What the exercise asks - Print the records below exactly, leaving out nothing.

----------

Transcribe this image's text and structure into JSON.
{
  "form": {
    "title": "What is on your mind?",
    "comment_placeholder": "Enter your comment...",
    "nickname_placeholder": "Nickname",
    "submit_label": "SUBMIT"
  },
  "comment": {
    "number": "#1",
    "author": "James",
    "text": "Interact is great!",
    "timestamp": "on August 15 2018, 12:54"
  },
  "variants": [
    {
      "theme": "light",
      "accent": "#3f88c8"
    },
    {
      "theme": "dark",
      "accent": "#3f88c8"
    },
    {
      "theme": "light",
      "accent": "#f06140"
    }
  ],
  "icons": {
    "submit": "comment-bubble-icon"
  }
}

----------

Output of the exercise -
Transcribe this image's text and structure into JSON.
{
  "form": {
    "title": "What is on your mind?",
    "comment_placeholder": "Enter your comment...",
    "nickname_placeholder": "Nickname",
    "submit_label": "SUBMIT"
  },
  "comment": {
    "number": "#1",
    "author": "James",
    "text": "Interact is great!",
    "timestamp": "on August 15 2018, 12:54"
  },
  "variants": [
    {
      "theme": "light",
      "accent": "#3f88c8"
    },
    {
      "theme": "dark",
      "accent": "#3f88c8"
    },
    {
      "theme": "light",
      "accent": "#f06140"
    }
  ],
  "icons": {
    "submit": "comment-bubble-icon"
  }
}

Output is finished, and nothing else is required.